» **Work instructions**: Please reproduce the entries in full. Keep every character the same.

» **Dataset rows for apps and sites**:
╭──

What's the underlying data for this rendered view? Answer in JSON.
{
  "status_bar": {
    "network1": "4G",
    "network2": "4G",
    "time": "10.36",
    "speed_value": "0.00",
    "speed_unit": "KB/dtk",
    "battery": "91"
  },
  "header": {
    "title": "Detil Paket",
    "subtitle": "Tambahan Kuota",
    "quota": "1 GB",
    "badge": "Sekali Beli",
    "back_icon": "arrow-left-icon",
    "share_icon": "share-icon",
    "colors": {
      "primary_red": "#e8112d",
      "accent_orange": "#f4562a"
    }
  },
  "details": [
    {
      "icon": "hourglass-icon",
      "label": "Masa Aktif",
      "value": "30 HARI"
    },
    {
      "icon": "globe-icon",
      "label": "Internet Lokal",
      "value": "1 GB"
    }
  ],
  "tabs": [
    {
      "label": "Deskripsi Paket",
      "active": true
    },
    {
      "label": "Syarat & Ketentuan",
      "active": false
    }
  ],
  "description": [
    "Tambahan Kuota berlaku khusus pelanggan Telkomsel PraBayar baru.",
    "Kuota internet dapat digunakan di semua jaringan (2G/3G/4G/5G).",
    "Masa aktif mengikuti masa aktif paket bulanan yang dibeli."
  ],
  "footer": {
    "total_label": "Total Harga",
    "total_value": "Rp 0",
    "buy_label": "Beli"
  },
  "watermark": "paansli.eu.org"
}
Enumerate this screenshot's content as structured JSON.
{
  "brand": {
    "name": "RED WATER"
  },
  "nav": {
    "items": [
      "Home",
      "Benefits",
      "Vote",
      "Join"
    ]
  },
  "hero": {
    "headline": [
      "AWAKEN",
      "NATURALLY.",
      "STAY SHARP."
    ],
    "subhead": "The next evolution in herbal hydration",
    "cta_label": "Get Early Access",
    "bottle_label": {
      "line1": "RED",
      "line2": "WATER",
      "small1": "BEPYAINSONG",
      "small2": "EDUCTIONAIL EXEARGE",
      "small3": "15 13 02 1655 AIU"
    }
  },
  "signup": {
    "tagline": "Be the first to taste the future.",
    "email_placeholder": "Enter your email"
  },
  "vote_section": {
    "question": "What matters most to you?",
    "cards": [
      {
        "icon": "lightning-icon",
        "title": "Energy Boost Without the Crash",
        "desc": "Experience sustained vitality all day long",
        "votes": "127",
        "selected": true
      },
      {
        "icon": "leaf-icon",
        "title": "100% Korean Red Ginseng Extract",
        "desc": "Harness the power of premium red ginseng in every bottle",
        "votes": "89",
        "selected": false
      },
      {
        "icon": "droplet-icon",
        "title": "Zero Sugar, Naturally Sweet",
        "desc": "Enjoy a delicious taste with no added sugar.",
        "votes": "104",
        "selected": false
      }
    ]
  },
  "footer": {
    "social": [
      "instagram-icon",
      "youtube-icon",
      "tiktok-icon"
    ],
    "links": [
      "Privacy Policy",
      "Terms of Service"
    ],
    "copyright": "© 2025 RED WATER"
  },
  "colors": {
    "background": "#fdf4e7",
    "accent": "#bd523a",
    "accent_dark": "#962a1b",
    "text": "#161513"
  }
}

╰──

» **Solution to the exercise**:
What's the underlying data for this rendered view? Answer in JSON.
{
  "status_bar": {
    "network1": "4G",
    "network2": "4G",
    "time": "10.36",
    "speed_value": "0.00",
    "speed_unit": "KB/dtk",
    "battery": "91"
  },
  "header": {
    "title": "Detil Paket",
    "subtitle": "Tambahan Kuota",
    "quota": "1 GB",
    "badge": "Sekali Beli",
    "back_icon": "arrow-left-icon",
    "share_icon": "share-icon",
    "colors": {
      "primary_red": "#e8112d",
      "accent_orange": "#f4562a"
    }
  },
  "details": [
    {
      "icon": "hourglass-icon",
      "label": "Masa Aktif",
      "value": "30 HARI"
    },
    {
      "icon": "globe-icon",
      "label": "Internet Lokal",
      "value": "1 GB"
    }
  ],
  "tabs": [
    {
      "label": "Deskripsi Paket",
      "active": true
    },
    {
      "label": "Syarat & Ketentuan",
      "active": false
    }
  ],
  "description": [
    "Tambahan Kuota berlaku khusus pelanggan Telkomsel PraBayar baru.",
    "Kuota internet dapat digunakan di semua jaringan (2G/3G/4G/5G).",
    "Masa aktif mengikuti masa aktif paket bulanan yang dibeli."
  ],
  "footer": {
    "total_label": "Total Harga",
    "total_value": "Rp 0",
    "buy_label": "Beli"
  },
  "watermark": "paansli.eu.org"
}
Enumerate this screenshot's content as structured JSON.
{
  "brand": {
    "name": "RED WATER"
  },
  "nav": {
    "items": [
      "Home",
      "Benefits",
      "Vote",
      "Join"
    ]
  },
  "hero": {
    "headline": [
      "AWAKEN",
      "NATURALLY.",
      "STAY SHARP."
    ],
    "subhead": "The next evolution in herbal hydration",
    "cta_label": "Get Early Access",
    "bottle_label": {
      "line1": "RED",
      "line2": "WATER",
      "small1": "BEPYAINSONG",
      "small2": "EDUCTIONAIL EXEARGE",
      "small3": "15 13 02 1655 AIU"
    }
  },
  "signup": {
    "tagline": "Be the first to taste the future.",
    "email_placeholder": "Enter your email"
  },
  "vote_section": {
    "question": "What matters most to you?",
    "cards": [
      {
        "icon": "lightning-icon",
        "title": "Energy Boost Without the Crash",
        "desc": "Experience sustained vitality all day long",
        "votes": "127",
        "selected": true
      },
      {
        "icon": "leaf-icon",
        "title": "100% Korean Red Ginseng Extract",
        "desc": "Harness the power of premium red ginseng in every bottle",
        "votes": "89",
        "selected": false
      },
      {
        "icon": "droplet-icon",
        "title": "Zero Sugar, Naturally Sweet",
        "desc": "Enjoy a delicious taste with no added sugar.",
        "votes": "104",
        "selected": false
      }
    ]
  },
  "footer": {
    "social": [
      "instagram-icon",
      "youtube-icon",
      "tiktok-icon"
    ],
    "links": [
      "Privacy Policy",
      "Terms of Service"
    ],
    "copyright": "© 2025 RED WATER"
  },
  "colors": {
    "background": "#fdf4e7",
    "accent": "#bd523a",
    "accent_dark": "#962a1b",
    "text": "#161513"
  }
}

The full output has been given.